At the end, the client is excited – could they have something like this for their brand?
Now that they are trusted, the process is so much easier for the agency.
What’s your equivalent?
How can you boost your credibility from the start of your customer interactions?
If you get this right, it can prevent customers from shopping around, increase their willingness to pay, and boost the chances that they’ll take your advice on what is best for them, even if it’s a little different from what they previously assumed.

customer making purchase decisions

David Ogilvy pointed out: “People don’t think what they feel, don’t say what they think and don’t do what they say”.
We tell ourselves weird, irrational stories about money and price long before we encounter your company.
Your job is to understand how customers behave, speak their language and show them what they actually need, even if it’s different to what they first asked for.
Try it out – ask people about the process they went through with similar purchases, and get into the details.
What swayed them?
What sealed the deal?
How did they feel throughout the journey?

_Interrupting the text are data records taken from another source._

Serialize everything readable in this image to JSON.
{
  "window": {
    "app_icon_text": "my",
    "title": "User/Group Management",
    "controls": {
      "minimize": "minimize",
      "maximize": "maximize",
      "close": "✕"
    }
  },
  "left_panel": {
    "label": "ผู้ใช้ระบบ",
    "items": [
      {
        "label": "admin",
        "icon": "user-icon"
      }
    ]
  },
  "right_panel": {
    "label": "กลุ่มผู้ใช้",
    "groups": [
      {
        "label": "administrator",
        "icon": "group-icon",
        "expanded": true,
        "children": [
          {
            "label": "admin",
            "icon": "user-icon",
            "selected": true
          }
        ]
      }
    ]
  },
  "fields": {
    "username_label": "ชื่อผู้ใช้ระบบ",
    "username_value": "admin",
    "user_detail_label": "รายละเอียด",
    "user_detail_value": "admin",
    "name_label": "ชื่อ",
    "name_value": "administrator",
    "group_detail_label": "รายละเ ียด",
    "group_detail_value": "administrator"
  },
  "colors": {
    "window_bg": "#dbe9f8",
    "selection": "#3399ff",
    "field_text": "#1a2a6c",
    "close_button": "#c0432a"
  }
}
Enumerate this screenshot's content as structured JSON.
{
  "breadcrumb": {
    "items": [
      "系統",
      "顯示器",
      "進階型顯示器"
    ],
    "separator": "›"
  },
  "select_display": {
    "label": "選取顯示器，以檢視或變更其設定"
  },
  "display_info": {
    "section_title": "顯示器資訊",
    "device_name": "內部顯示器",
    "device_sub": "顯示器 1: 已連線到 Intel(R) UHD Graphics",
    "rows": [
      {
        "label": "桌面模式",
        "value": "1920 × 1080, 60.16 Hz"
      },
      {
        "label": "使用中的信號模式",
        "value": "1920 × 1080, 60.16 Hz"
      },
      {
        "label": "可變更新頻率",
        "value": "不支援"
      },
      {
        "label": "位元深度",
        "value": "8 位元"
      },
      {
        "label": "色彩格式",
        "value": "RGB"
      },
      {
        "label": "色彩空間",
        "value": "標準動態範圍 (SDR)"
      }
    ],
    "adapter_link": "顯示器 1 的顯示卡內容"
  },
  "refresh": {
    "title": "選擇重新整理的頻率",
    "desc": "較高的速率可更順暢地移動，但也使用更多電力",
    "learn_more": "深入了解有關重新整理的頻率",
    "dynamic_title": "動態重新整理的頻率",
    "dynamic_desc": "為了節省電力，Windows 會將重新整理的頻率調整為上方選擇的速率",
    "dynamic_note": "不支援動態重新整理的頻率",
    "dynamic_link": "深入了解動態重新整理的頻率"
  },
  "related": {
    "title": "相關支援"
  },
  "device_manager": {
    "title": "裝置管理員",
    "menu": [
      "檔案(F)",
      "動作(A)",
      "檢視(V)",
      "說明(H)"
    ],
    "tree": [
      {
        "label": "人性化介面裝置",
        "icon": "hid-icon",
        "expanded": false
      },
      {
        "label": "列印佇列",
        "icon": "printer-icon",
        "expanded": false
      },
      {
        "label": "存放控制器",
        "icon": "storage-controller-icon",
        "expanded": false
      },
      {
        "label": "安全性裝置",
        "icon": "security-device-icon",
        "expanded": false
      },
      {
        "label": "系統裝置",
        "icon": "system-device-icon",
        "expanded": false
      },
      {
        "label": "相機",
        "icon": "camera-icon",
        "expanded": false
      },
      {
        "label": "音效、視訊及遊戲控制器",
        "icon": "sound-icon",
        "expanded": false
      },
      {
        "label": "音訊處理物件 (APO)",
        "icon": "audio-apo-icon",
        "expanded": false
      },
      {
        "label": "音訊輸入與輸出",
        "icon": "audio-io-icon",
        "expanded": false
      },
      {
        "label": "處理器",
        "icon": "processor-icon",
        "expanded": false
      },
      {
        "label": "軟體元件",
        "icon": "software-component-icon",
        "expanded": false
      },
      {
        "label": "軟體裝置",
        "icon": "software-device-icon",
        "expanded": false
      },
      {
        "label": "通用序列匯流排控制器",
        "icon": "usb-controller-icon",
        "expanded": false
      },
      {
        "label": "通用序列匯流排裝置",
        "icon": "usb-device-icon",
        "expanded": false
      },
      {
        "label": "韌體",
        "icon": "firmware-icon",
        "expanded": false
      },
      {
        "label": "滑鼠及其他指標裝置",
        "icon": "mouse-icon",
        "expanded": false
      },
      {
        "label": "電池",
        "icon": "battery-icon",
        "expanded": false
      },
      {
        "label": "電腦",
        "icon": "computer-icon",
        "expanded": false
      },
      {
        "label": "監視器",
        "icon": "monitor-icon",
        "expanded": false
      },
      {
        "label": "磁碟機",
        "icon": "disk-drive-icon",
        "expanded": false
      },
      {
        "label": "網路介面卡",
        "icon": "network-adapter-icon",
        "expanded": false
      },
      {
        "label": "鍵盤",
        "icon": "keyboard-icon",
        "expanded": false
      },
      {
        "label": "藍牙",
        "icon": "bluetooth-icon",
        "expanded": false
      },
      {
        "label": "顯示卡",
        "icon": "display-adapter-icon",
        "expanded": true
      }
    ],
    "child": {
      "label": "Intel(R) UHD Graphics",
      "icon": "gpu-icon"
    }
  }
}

Then track their behaviour – are they still customers of that brand?
What did they look for in their second, more informed purchase?

Then check your own website – where are customers coming from?
What are they typing into google?
What are they searching on your site?
What path do they follow before making a decision?
Which pages are killing their enthusiasm?

Yes this is a vague, murky process, but it’s better than assuming that your customers know what you know, or that they’ll behave in a logical and sensible way.
It’s probably easier to account for their weirdness and tell them a story that resonates, one that builds trust and gives people what they really need.

The Best Books of 2018

The Best Books of 2018

Lessons From The YGAP First Gens Accelerator

Lessons From The YGAP First Gens Accelerator